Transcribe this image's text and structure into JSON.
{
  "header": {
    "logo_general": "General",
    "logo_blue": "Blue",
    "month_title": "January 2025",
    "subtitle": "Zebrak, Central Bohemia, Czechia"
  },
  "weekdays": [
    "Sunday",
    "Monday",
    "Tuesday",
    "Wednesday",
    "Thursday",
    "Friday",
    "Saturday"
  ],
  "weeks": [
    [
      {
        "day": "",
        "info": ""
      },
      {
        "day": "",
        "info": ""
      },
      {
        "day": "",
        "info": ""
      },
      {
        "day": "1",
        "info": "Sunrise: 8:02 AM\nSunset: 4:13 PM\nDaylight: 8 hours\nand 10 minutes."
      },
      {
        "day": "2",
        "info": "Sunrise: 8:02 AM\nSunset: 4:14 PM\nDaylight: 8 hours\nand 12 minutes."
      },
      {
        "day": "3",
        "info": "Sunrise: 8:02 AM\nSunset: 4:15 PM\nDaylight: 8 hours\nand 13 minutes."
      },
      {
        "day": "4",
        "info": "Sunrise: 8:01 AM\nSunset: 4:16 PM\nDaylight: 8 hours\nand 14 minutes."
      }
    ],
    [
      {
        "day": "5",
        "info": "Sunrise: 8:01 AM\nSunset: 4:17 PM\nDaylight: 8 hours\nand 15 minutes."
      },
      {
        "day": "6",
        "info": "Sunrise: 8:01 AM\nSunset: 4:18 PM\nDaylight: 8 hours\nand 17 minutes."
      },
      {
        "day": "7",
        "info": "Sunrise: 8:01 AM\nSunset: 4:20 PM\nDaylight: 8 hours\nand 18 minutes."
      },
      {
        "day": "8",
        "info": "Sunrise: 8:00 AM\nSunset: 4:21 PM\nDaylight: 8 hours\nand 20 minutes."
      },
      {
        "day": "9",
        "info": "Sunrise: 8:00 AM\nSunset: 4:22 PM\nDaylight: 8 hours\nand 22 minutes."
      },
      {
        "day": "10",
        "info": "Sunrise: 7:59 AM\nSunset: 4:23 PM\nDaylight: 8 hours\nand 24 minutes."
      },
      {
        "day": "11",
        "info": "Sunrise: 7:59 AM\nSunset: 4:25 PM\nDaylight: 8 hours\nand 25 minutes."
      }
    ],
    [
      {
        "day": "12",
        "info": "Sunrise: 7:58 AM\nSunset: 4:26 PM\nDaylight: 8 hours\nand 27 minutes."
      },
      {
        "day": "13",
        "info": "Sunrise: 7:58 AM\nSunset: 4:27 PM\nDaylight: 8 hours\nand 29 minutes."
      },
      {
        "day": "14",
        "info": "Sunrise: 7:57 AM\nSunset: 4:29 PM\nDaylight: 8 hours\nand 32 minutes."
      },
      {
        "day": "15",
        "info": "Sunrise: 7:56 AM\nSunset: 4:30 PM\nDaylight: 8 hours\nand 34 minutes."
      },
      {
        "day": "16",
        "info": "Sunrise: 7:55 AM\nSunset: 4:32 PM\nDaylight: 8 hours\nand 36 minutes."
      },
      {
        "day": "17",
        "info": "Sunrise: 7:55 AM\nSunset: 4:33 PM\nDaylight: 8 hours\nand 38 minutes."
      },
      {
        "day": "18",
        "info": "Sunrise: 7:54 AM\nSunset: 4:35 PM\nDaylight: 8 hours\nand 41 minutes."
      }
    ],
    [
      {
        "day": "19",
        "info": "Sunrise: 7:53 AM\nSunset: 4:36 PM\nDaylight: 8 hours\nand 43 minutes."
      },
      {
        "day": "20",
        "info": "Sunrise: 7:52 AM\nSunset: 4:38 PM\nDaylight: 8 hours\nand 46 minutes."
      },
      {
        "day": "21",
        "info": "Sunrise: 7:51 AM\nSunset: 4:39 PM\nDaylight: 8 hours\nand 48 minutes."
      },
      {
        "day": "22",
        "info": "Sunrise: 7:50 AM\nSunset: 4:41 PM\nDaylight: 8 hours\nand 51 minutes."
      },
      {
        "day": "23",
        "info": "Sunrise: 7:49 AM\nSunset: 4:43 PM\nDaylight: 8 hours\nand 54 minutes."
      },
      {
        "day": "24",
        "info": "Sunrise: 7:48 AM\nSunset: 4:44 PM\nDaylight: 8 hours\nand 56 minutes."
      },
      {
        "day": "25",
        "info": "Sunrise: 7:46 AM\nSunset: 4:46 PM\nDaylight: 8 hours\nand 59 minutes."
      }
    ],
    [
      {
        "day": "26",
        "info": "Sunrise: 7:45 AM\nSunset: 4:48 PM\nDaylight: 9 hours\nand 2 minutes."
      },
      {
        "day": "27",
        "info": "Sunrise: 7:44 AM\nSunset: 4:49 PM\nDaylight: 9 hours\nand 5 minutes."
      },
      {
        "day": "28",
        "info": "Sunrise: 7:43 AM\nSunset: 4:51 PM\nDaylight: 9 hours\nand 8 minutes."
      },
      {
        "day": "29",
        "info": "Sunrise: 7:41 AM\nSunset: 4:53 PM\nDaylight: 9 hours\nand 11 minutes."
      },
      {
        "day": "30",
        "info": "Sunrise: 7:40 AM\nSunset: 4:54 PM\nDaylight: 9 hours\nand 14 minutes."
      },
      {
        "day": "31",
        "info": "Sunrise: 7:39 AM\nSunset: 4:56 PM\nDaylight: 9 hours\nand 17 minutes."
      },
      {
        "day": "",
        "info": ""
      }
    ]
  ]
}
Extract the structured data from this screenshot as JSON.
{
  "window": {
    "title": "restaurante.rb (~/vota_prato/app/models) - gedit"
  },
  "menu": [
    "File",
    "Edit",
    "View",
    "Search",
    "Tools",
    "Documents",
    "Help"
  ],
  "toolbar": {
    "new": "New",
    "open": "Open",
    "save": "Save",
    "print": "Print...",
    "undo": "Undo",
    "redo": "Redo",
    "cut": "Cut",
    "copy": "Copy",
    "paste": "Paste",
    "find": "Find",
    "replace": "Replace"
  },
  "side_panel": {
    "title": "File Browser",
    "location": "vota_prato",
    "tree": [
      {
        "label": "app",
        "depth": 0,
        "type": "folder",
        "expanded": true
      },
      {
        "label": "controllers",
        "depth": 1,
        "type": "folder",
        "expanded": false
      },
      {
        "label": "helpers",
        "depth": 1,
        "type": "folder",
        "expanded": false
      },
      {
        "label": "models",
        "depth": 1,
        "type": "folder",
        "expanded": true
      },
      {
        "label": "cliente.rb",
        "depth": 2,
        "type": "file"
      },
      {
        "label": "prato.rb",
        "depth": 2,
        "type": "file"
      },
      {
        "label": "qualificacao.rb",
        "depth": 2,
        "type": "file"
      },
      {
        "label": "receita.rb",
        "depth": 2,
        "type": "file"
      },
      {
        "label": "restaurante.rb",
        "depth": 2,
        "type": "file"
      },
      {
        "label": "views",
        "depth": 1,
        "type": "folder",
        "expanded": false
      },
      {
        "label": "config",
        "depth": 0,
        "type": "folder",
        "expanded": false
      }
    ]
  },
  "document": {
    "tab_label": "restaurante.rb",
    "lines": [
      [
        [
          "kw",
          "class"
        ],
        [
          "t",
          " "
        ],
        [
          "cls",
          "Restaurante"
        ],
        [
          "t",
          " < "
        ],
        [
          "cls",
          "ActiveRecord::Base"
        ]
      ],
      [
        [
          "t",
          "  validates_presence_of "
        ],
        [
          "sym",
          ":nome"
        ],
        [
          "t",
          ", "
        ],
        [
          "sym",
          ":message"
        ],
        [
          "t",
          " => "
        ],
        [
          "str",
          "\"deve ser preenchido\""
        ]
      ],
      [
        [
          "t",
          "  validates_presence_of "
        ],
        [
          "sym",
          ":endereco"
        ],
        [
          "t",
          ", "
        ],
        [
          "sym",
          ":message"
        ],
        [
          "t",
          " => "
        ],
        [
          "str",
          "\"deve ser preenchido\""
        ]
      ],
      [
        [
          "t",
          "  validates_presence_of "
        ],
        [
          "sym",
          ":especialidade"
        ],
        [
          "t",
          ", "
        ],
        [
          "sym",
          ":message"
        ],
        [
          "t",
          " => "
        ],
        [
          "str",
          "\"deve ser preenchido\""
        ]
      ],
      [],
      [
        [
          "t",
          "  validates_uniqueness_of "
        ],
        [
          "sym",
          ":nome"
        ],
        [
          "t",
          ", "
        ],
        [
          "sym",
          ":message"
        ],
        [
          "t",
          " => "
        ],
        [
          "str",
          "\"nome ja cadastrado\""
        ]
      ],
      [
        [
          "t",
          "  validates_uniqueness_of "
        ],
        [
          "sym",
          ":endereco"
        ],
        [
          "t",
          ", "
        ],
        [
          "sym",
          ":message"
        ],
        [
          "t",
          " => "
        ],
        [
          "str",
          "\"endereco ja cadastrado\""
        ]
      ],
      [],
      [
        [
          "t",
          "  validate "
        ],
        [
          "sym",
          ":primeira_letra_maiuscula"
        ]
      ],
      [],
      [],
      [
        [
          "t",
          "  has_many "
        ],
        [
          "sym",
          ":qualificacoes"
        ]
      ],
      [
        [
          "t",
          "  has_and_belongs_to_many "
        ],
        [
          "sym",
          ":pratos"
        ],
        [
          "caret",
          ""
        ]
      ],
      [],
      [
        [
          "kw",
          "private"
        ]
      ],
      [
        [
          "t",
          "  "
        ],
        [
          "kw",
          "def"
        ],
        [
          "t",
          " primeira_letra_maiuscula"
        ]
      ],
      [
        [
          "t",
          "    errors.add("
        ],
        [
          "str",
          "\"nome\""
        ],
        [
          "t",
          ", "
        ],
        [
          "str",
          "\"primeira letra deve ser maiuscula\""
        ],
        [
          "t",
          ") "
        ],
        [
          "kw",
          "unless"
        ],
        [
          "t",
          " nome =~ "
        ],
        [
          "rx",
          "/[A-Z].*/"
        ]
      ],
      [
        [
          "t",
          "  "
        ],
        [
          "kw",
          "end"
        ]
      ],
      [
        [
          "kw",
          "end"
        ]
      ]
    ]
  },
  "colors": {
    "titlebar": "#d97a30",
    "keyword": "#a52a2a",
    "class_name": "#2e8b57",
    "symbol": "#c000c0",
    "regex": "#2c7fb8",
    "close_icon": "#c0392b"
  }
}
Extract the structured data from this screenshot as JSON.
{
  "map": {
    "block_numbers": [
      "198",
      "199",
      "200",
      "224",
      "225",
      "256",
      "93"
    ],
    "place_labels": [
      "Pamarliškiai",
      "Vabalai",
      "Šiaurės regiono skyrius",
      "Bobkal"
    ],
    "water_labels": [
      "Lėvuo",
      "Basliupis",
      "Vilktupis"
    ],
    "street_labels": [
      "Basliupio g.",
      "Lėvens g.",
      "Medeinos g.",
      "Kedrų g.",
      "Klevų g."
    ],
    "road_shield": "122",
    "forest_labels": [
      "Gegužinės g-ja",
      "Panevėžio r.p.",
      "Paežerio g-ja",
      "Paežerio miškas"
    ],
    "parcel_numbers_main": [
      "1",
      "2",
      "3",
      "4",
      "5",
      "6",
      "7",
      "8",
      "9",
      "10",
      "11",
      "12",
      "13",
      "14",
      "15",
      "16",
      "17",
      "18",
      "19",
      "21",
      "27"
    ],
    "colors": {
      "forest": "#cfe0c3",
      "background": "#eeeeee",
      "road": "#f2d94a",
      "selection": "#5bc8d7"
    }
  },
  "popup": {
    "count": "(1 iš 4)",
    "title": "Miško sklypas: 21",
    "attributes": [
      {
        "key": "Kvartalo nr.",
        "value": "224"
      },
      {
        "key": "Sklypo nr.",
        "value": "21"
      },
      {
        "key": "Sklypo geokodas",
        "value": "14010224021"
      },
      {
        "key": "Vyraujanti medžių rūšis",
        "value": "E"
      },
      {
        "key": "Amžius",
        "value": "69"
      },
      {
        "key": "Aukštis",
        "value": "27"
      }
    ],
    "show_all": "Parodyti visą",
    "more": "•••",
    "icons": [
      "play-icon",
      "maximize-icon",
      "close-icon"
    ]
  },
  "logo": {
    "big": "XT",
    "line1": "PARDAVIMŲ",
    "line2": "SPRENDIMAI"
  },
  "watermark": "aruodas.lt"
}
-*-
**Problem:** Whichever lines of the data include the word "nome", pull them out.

**Result of this task:**
          ":nome"
          ":nome"
          "\"nome ja cadastrado\""
          "\"nome\""
          " nome =~ "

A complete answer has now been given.